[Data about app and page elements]
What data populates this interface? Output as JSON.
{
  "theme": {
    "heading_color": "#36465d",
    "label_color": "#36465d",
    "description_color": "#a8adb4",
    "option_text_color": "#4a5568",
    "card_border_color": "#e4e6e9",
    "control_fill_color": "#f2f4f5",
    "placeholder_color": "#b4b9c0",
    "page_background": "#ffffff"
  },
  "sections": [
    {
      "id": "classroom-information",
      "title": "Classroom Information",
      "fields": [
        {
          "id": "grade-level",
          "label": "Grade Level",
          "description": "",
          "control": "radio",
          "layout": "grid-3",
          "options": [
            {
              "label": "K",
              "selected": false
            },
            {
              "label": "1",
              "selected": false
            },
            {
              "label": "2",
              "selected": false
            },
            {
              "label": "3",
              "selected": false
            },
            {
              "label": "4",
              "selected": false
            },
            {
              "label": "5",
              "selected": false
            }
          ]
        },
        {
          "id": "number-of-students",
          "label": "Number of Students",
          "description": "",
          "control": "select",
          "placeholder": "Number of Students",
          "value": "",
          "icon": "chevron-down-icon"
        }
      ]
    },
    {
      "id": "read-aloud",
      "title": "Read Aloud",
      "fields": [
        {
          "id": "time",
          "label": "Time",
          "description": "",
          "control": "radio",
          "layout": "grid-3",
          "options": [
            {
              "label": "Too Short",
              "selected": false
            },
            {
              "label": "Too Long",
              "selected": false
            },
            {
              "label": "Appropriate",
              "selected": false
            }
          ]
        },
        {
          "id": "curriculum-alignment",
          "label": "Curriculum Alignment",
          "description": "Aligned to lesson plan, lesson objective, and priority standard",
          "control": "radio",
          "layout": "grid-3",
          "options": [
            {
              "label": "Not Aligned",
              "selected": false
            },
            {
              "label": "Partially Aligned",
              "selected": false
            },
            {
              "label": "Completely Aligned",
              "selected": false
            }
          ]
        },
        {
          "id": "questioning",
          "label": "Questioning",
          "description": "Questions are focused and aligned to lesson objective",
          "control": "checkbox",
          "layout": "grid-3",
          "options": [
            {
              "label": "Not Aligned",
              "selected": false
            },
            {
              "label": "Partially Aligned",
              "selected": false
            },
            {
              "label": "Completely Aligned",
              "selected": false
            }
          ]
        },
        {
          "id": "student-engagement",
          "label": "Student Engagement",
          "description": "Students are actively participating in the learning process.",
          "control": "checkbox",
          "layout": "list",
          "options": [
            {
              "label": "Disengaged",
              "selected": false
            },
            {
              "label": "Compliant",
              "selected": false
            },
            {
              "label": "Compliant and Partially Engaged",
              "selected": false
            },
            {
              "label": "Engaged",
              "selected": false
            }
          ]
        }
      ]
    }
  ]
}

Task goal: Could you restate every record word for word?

Solution:
What data populates this interface? Output as JSON.
{
  "theme": {
    "heading_color": "#36465d",
    "label_color": "#36465d",
    "description_color": "#a8adb4",
    "option_text_color": "#4a5568",
    "card_border_color": "#e4e6e9",
    "control_fill_color": "#f2f4f5",
    "placeholder_color": "#b4b9c0",
    "page_background": "#ffffff"
  },
  "sections": [
    {
      "id": "classroom-information",
      "title": "Classroom Information",
      "fields": [
        {
          "id": "grade-level",
          "label": "Grade Level",
          "description": "",
          "control": "radio",
          "layout": "grid-3",
          "options": [
            {
              "label": "K",
              "selected": false
            },
            {
              "label": "1",
              "selected": false
            },
            {
              "label": "2",
              "selected": false
            },
            {
              "label": "3",
              "selected": false
            },
            {
              "label": "4",
              "selected": false
            },
            {
              "label": "5",
              "selected": false
            }
          ]
        },
        {
          "id": "number-of-students",
          "label": "Number of Students",
          "description": "",
          "control": "select",
          "placeholder": "Number of Students",
          "value": "",
          "icon": "chevron-down-icon"
        }
      ]
    },
    {
      "id": "read-aloud",
      "title": "Read Aloud",
      "fields": [
        {
          "id": "time",
          "label": "Time",
          "description": "",
          "control": "radio",
          "layout": "grid-3",
          "options": [
            {
              "label": "Too Short",
              "selected": false
            },
            {
              "label": "Too Long",
              "selected": false
            },
            {
              "label": "Appropriate",
              "selected": false
            }
          ]
        },
        {
          "id": "curriculum-alignment",
          "label": "Curriculum Alignment",
          "description": "Aligned to lesson plan, lesson objective, and priority standard",
          "control": "radio",
          "layout": "grid-3",
          "options": [
            {
              "label": "Not Aligned",
              "selected": false
            },
            {
              "label": "Partially Aligned",
              "selected": false
            },
            {
              "label": "Completely Aligned",
              "selected": false
            }
          ]
        },
        {
          "id": "questioning",
          "label": "Questioning",
          "description": "Questions are focused and aligned to lesson objective",
          "control": "checkbox",
          "layout": "grid-3",
          "options": [
            {
              "label": "Not Aligned",
              "selected": false
            },
            {
              "label": "Partially Aligned",
              "selected": false
            },
            {
              "label": "Completely Aligned",
              "selected": false
            }
          ]
        },
        {
          "id": "student-engagement",
          "label": "Student Engagement",
          "description": "Students are actively participating in the learning process.",
          "control": "checkbox",
          "layout": "list",
          "options": [
            {
              "label": "Disengaged",
              "selected": false
            },
            {
              "label": "Compliant",
              "selected": false
            },
            {
              "label": "Compliant and Partially Engaged",
              "selected": false
            },
            {
              "label": "Engaged",
              "selected": false
            }
          ]
        }
      ]
    }
  ]
}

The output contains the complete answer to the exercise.